• RECORDS FOR THIS TASK
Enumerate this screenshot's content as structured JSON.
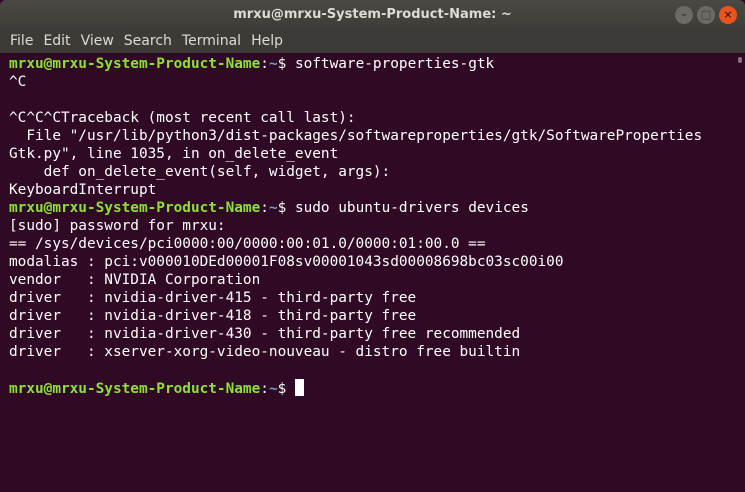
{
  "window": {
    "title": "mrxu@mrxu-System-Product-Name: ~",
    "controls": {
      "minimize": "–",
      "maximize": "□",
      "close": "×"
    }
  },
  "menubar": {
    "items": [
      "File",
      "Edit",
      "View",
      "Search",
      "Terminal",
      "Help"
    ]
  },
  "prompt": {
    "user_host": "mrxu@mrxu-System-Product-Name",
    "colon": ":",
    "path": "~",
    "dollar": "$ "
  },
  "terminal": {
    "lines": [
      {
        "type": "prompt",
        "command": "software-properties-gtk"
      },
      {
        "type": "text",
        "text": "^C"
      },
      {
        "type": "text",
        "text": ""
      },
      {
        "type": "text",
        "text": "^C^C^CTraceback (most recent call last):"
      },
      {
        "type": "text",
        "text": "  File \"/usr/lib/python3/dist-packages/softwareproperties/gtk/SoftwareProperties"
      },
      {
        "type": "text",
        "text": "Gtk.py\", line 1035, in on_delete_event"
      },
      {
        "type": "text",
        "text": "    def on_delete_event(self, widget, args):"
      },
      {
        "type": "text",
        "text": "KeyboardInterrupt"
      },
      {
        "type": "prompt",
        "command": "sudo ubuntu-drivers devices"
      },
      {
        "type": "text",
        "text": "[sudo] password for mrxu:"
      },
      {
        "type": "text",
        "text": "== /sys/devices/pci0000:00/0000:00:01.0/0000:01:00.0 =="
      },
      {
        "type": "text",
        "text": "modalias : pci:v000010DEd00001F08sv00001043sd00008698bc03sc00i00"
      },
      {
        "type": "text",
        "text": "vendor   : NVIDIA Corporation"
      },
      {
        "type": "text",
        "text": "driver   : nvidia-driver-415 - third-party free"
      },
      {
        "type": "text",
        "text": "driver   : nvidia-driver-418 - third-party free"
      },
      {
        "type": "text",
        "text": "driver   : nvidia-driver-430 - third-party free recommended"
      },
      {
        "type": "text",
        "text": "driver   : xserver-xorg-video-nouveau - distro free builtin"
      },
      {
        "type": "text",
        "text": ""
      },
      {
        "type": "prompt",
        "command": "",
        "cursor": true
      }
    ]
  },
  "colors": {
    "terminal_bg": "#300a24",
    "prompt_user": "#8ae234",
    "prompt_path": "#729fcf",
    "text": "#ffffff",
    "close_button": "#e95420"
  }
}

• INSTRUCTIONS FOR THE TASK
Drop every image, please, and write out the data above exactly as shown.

• REPLY
Enumerate this screenshot's content as structured JSON.
{
  "window": {
    "title": "mrxu@mrxu-System-Product-Name: ~",
    "controls": {
      "minimize": "–",
      "maximize": "□",
      "close": "×"
    }
  },
  "menubar": {
    "items": [
      "File",
      "Edit",
      "View",
      "Search",
      "Terminal",
      "Help"
    ]
  },
  "prompt": {
    "user_host": "mrxu@mrxu-System-Product-Name",
    "colon": ":",
    "path": "~",
    "dollar": "$ "
  },
  "terminal": {
    "lines": [
      {
        "type": "prompt",
        "command": "software-properties-gtk"
      },
      {
        "type": "text",
        "text": "^C"
      },
      {
        "type": "text",
        "text": ""
      },
      {
        "type": "text",
        "text": "^C^C^CTraceback (most recent call last):"
      },
      {
        "type": "text",
        "text": "  File \"/usr/lib/python3/dist-packages/softwareproperties/gtk/SoftwareProperties"
      },
      {
        "type": "text",
        "text": "Gtk.py\", line 1035, in on_delete_event"
      },
      {
        "type": "text",
        "text": "    def on_delete_event(self, widget, args):"
      },
      {
        "type": "text",
        "text": "KeyboardInterrupt"
      },
      {
        "type": "prompt",
        "command": "sudo ubuntu-drivers devices"
      },
      {
        "type": "text",
        "text": "[sudo] password for mrxu:"
      },
      {
        "type": "text",
        "text": "== /sys/devices/pci0000:00/0000:00:01.0/0000:01:00.0 =="
      },
      {
        "type": "text",
        "text": "modalias : pci:v000010DEd00001F08sv00001043sd00008698bc03sc00i00"
      },
      {
        "type": "text",
        "text": "vendor   : NVIDIA Corporation"
      },
      {
        "type": "text",
        "text": "driver   : nvidia-driver-415 - third-party free"
      },
      {
        "type": "text",
        "text": "driver   : nvidia-driver-418 - third-party free"
      },
      {
        "type": "text",
        "text": "driver   : nvidia-driver-430 - third-party free recommended"
      },
      {
        "type": "text",
        "text": "driver   : xserver-xorg-video-nouveau - distro free builtin"
      },
      {
        "type": "text",
        "text": ""
      },
      {
        "type": "prompt",
        "command": "",
        "cursor": true
      }
    ]
  },
  "colors": {
    "terminal_bg": "#300a24",
    "prompt_user": "#8ae234",
    "prompt_path": "#729fcf",
    "text": "#ffffff",
    "close_button": "#e95420"
  }
}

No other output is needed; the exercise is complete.